Motor City Magic

The Pistons and NBA spruce up Detroit community center

Dikembe Mutombo shows his building skills with volunteers outside the Butzel Family Center.
Allen Einstein/NBAE/Getty Images
Detroit Mayor Dave Bing knew when he took office last summer he’d seek the help of his friends at the NBA and the Pistons to help turn the city around.

On Wednesday, dozens of NBA and Pistons personnel heeded Bing’s call, volunteering their time to renovate Butzel Family Center on Detroit’s East side.

Among the former Pistons in attendance were Derrick Coleman, James Edwards, Greg Kelser John Long and Don Reid. Detroit native Tim McCormick, who had a 10-year NBA career, and Dikembe Mutombo, an eight-time All-Star and four-time Defensive Player of the Year, participated on behalf of the NBA Players’ Association.

“So often when you are successful, when you make a lot of money, when you are a star, you kind of live in a different world,” said Bing, who achieved wealth and fame in the NBA as a Hall of Fame point guard and later as a successful entrepreneur. “And as I see these guys coming back to help out, I want to let everybody know that the NBA, as a family, is involved. They care and they give back.”

Bing’s close friend and Pistons teammate for five seasons, fellow Hall of Famer Bob Lanier, helped coordinate the NBA’s involvement in this initiative between the Pistons, the NBA, the NBA Players Association, the United Way, City Year and the City of Detroit.

“My heart and soul is in Detroit,” said Lanier, who continues to hold the Pistons’ highest career scoring average (22.7 ppg). “My younger years were spent here, I made great relationships here with people. The city of Detroit was a very robust city at that time. It saddens me to see how things have turned. What gives me hope is doing stuff like this.”

Lanier was among the volunteers to help sweep trash away from the outdoor basketball court, which also had its backboards repainted and the surrounding fence repaired. Old nets were replaced and court lines touched up to bring the court into top shape. Nearby, volunteers also added fresh mulch to a playscape and built new benches for the park.

Former Piston Rick Mahorn jokes with Ben Wallace inside a renovated, Pistons themed room.
Allen Einstein (NBAE/Getty)
Inside the center, the technology lab was refurbished with 15 new computers and volunteers painted new murals to decorate the activity rooms, which were outfitted with new amenities like a foosball table, an air hockey table, a basketball pop-a-shot game, and a television.
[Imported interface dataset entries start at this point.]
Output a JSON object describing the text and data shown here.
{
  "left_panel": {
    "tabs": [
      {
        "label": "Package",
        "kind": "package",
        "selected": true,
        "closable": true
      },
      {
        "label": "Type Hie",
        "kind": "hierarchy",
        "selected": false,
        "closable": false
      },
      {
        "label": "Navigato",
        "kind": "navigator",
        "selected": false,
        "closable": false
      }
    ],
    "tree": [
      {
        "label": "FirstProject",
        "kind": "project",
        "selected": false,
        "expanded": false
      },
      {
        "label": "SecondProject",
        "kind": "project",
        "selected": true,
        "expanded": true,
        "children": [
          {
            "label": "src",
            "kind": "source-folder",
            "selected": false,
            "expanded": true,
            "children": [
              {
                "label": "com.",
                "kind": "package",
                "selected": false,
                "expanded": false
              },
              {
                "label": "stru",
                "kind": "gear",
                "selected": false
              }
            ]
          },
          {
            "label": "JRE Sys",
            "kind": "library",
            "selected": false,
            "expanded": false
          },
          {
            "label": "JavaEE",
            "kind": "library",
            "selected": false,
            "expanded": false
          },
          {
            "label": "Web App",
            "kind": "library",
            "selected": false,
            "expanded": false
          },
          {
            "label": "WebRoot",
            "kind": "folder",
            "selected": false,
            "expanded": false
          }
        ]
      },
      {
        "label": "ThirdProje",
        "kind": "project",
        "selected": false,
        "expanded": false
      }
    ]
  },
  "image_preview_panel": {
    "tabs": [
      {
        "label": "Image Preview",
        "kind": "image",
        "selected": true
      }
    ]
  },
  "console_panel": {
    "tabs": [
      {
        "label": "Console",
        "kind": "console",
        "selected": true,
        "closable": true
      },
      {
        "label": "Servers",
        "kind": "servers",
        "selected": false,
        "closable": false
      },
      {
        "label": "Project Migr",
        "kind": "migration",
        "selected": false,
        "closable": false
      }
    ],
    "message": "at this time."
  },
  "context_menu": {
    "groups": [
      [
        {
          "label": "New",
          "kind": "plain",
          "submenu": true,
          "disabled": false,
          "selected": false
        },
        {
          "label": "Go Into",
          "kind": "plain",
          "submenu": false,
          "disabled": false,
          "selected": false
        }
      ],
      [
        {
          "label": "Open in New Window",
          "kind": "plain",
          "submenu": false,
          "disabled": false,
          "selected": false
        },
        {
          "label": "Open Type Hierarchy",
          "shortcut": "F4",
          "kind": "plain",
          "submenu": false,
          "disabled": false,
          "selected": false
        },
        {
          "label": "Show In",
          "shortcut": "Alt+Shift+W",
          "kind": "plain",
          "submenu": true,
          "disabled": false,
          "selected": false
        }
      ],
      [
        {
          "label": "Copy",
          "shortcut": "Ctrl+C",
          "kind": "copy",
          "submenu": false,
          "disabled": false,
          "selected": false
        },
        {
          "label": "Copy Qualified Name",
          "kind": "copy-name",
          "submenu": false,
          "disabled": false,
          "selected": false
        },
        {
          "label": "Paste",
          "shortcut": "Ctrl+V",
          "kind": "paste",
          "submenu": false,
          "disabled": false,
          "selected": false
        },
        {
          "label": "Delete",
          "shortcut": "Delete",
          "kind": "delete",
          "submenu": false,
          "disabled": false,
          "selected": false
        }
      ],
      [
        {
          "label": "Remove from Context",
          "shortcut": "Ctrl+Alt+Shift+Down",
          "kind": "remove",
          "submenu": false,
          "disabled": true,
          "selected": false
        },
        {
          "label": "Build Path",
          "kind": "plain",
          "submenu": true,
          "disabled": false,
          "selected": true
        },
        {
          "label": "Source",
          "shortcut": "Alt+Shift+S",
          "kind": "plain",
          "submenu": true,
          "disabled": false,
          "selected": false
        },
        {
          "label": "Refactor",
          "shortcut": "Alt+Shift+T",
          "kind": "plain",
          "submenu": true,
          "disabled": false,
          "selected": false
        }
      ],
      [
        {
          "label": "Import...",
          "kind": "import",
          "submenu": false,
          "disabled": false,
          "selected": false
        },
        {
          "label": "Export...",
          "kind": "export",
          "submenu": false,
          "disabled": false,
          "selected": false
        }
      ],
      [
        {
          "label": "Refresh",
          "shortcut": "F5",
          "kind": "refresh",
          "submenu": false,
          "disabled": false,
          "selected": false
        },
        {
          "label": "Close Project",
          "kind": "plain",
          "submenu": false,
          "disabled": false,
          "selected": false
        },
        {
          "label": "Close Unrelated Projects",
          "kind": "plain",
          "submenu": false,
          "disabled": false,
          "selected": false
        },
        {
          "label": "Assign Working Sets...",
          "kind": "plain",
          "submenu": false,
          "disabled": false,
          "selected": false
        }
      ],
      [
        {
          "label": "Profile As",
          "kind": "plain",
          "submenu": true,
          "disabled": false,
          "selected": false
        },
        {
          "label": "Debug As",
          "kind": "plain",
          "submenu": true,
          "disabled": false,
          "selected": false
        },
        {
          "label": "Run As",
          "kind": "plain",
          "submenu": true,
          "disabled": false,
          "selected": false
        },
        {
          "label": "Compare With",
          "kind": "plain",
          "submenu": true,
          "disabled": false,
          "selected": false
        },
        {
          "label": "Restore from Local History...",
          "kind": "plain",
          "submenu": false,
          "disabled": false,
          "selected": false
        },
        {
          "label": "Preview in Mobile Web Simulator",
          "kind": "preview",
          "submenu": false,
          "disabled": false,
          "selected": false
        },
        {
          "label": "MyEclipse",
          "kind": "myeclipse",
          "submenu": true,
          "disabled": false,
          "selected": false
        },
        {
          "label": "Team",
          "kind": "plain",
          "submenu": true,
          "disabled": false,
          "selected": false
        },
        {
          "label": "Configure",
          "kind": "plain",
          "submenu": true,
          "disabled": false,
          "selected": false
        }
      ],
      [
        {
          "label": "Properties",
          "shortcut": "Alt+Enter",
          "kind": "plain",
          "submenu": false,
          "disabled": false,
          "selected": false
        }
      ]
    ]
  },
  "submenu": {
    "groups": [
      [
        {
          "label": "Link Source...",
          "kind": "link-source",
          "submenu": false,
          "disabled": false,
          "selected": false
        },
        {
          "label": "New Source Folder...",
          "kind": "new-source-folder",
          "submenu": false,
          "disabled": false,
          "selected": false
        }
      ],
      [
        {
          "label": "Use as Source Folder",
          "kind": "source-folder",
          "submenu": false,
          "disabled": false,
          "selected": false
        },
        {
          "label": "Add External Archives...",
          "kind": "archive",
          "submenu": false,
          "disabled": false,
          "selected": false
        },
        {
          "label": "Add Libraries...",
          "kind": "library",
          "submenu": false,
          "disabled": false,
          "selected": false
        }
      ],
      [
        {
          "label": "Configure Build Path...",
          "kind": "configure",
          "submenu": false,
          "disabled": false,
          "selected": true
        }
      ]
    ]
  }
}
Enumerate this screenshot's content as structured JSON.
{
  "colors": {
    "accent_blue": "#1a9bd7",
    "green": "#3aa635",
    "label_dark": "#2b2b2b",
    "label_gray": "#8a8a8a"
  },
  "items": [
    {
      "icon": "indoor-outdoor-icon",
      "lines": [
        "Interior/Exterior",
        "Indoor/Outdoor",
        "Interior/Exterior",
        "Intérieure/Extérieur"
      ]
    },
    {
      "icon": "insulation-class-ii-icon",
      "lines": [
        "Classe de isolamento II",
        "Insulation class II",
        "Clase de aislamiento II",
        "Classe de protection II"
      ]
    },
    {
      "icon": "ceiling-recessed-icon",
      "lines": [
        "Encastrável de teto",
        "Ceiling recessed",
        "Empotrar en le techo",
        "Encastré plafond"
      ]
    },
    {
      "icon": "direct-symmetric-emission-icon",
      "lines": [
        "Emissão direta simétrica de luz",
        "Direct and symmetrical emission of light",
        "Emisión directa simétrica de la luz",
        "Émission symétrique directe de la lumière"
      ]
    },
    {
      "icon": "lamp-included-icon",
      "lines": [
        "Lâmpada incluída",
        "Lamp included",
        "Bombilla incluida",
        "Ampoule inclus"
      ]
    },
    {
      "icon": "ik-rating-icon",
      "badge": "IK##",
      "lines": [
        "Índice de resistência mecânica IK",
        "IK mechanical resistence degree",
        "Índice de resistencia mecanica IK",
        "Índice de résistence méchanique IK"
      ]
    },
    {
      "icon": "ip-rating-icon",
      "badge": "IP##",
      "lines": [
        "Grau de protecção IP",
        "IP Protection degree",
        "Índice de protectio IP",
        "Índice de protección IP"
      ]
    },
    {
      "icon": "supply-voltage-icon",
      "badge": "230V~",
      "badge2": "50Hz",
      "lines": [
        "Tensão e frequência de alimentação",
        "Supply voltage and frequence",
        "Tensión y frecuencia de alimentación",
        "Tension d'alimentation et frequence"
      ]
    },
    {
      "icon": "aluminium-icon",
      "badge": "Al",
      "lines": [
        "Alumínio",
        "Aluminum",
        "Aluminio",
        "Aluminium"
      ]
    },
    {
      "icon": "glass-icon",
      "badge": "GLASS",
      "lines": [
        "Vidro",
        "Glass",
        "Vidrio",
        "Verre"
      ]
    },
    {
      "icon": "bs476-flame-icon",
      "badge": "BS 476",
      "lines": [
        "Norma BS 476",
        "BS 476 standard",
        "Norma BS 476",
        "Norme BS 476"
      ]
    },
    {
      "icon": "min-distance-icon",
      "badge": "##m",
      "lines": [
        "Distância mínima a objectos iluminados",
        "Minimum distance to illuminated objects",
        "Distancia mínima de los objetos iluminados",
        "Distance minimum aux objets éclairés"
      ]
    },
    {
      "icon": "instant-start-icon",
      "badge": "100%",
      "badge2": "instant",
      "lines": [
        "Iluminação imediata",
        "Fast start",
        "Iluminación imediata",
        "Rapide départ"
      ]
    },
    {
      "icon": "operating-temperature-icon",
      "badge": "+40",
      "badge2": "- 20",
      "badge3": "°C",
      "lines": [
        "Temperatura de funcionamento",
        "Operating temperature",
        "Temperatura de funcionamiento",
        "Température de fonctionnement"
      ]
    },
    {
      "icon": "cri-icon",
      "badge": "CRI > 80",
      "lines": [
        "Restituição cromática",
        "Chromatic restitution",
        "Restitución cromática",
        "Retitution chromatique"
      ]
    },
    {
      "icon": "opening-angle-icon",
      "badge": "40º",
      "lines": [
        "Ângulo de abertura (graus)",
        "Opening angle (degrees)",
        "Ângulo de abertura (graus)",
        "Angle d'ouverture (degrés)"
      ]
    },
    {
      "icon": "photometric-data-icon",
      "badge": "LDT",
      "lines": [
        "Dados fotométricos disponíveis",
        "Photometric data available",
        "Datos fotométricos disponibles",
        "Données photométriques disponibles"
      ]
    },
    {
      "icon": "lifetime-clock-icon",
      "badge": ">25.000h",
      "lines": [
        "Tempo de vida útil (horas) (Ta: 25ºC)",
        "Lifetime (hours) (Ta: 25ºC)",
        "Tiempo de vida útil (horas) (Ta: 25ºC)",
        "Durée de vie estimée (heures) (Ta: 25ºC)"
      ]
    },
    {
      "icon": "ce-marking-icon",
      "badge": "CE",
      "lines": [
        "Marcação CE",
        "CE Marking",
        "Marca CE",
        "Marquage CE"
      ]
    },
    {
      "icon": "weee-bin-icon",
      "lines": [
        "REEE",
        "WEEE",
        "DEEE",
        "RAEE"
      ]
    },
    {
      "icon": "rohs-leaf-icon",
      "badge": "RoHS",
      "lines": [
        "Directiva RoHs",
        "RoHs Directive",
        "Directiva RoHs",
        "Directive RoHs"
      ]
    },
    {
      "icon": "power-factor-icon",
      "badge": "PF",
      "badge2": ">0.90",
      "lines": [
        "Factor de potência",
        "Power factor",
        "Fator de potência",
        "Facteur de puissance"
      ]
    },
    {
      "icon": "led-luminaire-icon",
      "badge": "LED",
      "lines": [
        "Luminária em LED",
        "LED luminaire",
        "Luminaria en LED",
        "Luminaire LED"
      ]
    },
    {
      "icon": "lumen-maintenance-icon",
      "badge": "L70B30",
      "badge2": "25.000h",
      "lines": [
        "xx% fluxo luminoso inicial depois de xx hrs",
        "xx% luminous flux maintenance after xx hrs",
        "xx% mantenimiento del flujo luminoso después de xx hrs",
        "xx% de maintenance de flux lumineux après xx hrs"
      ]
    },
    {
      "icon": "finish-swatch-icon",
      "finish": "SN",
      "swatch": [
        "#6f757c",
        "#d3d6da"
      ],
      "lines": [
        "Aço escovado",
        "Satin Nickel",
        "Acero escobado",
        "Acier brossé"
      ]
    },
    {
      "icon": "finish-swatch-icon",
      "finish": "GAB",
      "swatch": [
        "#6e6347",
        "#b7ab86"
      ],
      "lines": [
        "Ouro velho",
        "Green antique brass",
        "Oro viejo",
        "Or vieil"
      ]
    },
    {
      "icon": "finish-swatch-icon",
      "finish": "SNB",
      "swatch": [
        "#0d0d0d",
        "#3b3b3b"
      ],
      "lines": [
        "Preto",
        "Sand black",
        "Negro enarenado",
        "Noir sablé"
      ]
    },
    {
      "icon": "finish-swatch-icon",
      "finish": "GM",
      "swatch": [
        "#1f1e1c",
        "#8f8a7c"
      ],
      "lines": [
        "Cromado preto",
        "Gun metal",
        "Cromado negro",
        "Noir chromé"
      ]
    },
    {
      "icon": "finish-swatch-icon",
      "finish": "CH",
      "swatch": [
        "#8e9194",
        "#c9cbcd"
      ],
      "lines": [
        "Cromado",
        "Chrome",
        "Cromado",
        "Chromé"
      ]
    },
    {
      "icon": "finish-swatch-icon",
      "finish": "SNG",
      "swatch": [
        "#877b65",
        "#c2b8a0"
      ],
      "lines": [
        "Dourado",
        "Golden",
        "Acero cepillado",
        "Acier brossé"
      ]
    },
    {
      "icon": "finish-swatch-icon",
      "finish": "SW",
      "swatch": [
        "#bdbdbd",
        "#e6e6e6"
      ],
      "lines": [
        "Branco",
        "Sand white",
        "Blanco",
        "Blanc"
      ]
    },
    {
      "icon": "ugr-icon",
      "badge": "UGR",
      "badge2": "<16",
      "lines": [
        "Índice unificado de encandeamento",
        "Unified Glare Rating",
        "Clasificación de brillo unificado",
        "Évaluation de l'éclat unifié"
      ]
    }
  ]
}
Pistons owner Karen Davidson, announcers George Blaha and Mark Champion, mascot Hooper and several Automotion dancers were among the 100 volunteers from Palace Sports & Entertainment to accompany the players. Blaha and his Fox Sports color analyst, Kelser, both helped paint murals.

“It’s going to be exhilarating,” Davidson told the volunteers before work began. “There’s nothing like good, hard labor.” She backed up her words, working outside to put fresh mulch around the playscape.

Mutombo, who continues to be one of the NBA’s greatest philanthropists one year after the end of his 18-year playing career, said it is rare to be involved in a community initiative like this in which the mayor himself is present.

“He really cares,” Mutombo said of Bing. “He really wants a change in this city. He wants this city to have a different image.”

Mutombo and fellow Georgetown alum Don Reid kept the mood lighthearted for workers, playfully ribbing Coleman, who attended Big East rival Syracuse, as they rolled wheelbarrows of fresh mulch to the playscape.

“It’s overwhelming and heartwarming to see them invest in the community,” said Butzel Family Center director Cecilia Walker. “It gives you a warm and fuzzy feeling because a lot of these kids don’t feel like being in the presence of legends is even possible. So to have them come here just really makes it real. It’s awesome.”